Data to process:

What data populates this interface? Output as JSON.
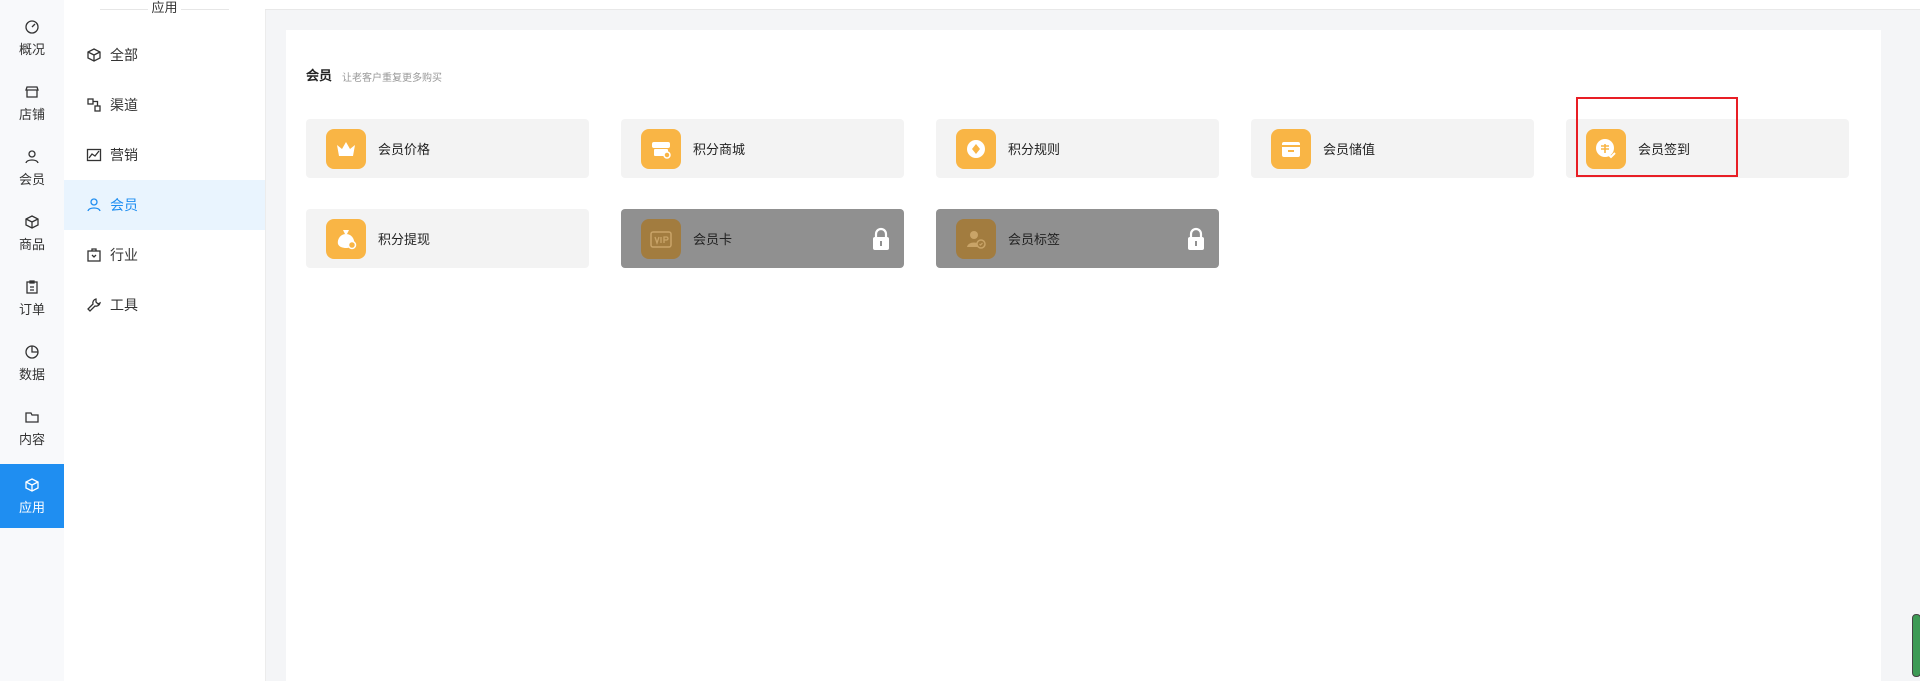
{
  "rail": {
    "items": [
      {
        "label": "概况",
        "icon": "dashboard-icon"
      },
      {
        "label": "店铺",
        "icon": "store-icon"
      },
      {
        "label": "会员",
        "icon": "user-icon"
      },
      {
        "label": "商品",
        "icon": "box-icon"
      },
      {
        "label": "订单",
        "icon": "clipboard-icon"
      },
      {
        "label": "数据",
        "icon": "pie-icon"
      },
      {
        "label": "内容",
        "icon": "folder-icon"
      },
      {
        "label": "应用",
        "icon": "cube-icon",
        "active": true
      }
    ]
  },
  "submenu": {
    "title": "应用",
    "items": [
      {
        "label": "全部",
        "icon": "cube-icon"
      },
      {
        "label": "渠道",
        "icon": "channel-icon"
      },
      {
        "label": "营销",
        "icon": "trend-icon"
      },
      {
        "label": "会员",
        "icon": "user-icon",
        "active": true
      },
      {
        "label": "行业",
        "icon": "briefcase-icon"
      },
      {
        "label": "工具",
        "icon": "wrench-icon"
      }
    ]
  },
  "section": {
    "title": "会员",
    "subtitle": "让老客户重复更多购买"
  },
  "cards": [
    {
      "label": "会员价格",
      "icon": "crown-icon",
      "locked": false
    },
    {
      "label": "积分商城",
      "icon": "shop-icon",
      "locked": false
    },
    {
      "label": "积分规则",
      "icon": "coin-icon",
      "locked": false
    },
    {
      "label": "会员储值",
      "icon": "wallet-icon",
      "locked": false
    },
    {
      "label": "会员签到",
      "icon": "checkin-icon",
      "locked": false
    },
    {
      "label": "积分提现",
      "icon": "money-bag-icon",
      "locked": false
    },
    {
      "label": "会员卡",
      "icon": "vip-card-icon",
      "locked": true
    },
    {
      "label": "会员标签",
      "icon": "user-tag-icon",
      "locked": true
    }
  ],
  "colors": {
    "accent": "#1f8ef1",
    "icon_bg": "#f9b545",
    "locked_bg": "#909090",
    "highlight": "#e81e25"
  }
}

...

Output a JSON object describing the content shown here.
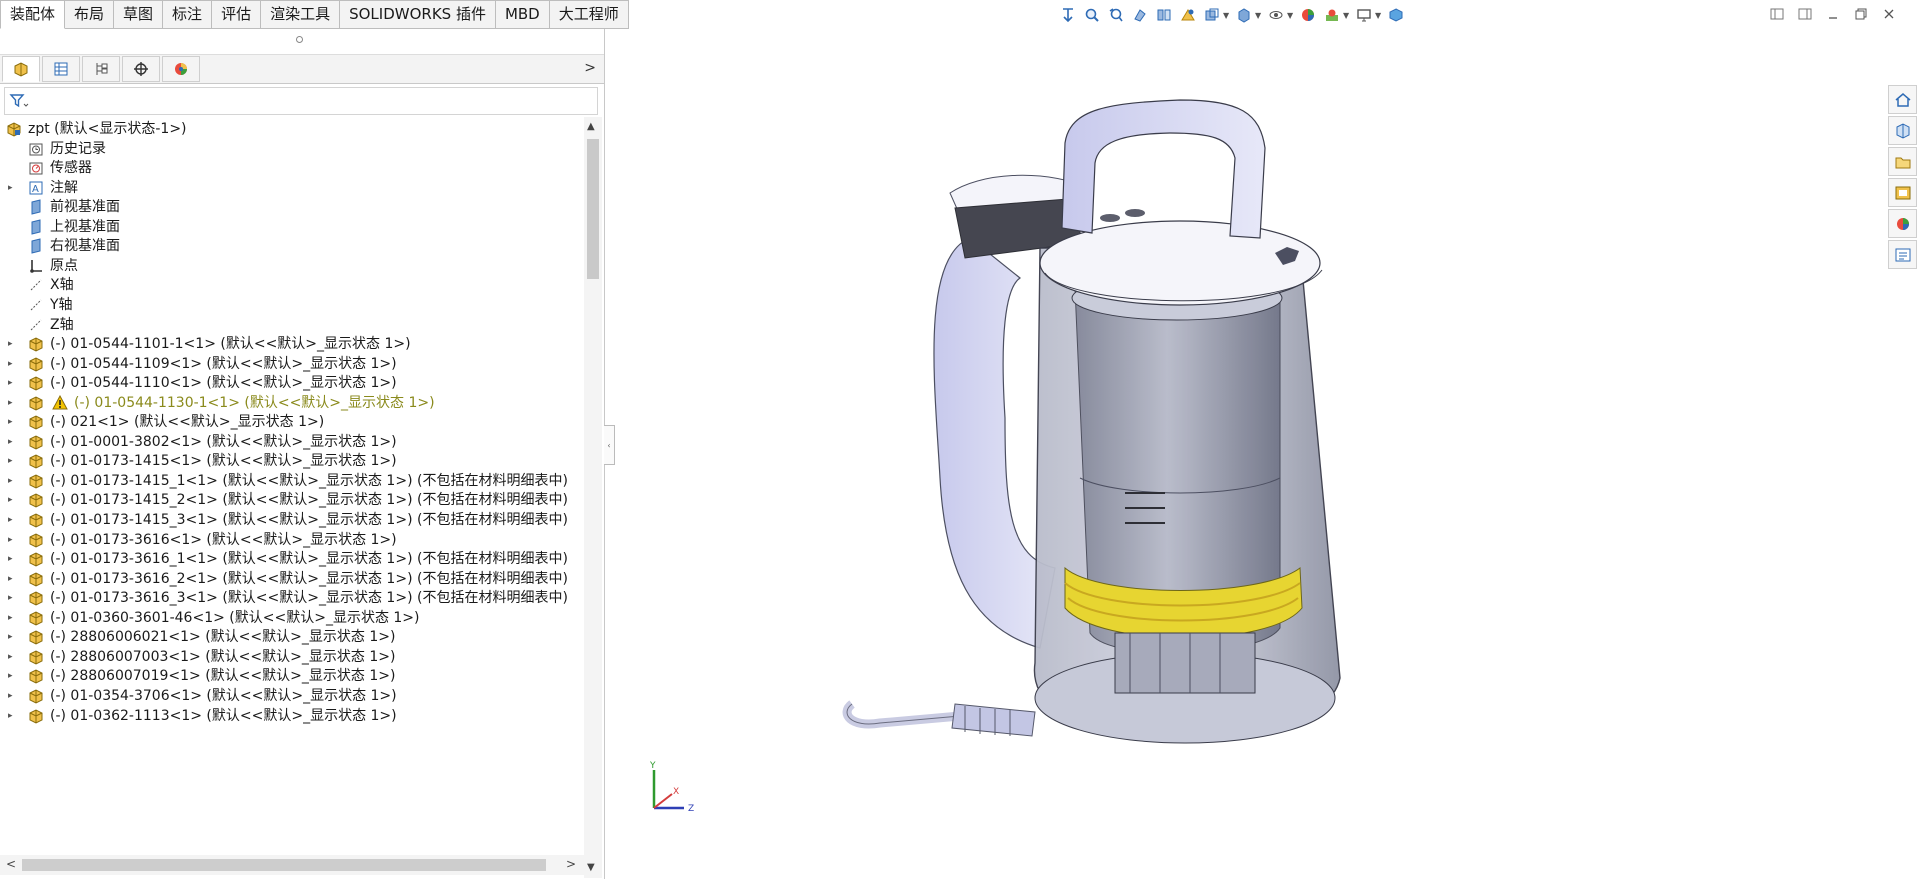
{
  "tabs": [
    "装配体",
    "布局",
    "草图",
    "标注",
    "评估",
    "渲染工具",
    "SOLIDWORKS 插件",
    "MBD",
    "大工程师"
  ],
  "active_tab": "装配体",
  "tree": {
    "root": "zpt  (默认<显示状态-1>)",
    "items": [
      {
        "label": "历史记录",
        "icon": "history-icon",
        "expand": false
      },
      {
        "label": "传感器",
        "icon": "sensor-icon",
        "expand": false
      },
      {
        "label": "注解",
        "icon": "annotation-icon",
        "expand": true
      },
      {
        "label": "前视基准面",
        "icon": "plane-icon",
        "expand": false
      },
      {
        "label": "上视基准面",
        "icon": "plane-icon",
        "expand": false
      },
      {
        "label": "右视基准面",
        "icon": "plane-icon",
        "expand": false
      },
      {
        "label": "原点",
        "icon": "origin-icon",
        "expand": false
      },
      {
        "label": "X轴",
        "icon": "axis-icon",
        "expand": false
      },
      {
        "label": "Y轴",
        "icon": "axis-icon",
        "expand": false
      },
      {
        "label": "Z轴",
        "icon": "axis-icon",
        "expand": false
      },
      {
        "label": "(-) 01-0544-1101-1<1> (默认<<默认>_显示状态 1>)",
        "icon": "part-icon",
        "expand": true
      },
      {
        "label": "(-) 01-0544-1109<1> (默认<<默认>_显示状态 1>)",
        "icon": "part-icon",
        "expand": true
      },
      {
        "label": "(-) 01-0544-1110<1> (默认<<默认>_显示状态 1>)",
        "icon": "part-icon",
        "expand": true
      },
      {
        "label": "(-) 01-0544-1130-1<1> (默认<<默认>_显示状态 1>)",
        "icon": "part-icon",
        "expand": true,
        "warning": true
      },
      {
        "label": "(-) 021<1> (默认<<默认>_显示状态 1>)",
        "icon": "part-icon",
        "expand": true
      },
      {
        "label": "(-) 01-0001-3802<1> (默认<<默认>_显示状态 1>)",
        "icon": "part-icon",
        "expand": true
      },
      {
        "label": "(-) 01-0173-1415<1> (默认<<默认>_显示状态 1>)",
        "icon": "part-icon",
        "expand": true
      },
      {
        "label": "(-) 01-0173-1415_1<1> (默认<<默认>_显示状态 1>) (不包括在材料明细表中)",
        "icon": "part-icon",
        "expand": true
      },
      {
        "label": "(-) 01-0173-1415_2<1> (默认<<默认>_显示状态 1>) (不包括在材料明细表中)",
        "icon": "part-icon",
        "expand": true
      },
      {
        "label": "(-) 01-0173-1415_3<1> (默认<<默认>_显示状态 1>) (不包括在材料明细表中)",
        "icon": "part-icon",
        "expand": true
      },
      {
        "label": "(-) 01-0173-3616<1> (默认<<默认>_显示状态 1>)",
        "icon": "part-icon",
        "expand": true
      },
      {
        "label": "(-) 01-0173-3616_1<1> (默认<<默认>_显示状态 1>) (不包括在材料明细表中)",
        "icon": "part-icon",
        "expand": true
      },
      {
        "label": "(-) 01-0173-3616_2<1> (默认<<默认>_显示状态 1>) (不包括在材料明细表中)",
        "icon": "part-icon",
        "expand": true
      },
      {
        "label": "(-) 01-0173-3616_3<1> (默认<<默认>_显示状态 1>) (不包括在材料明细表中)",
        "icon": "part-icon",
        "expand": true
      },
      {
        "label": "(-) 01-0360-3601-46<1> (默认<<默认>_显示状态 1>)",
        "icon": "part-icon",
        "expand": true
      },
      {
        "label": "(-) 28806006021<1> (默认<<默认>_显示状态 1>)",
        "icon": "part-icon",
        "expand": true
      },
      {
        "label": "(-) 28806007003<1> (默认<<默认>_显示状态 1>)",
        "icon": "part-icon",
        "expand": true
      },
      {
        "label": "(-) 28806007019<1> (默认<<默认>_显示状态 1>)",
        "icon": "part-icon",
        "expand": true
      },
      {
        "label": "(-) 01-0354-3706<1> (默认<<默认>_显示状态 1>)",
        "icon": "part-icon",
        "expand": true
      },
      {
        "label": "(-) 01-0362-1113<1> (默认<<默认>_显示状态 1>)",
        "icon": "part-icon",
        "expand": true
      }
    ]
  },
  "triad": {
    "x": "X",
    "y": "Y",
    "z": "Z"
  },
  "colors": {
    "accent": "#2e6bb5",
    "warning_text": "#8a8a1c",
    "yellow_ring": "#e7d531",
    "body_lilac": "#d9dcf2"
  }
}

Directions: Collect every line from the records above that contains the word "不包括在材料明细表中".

Answer:
        "label": "(-) 01-0173-1415_1<1> (默认<<默认>_显示状态 1>) (不包括在材料明细表中)",
        "label": "(-) 01-0173-1415_2<1> (默认<<默认>_显示状态 1>) (不包括在材料明细表中)",
        "label": "(-) 01-0173-1415_3<1> (默认<<默认>_显示状态 1>) (不包括在材料明细表中)",
        "label": "(-) 01-0173-3616_1<1> (默认<<默认>_显示状态 1>) (不包括在材料明细表中)",
        "label": "(-) 01-0173-3616_2<1> (默认<<默认>_显示状态 1>) (不包括在材料明细表中)",
        "label": "(-) 01-0173-3616_3<1> (默认<<默认>_显示状态 1>) (不包括在材料明细表中)",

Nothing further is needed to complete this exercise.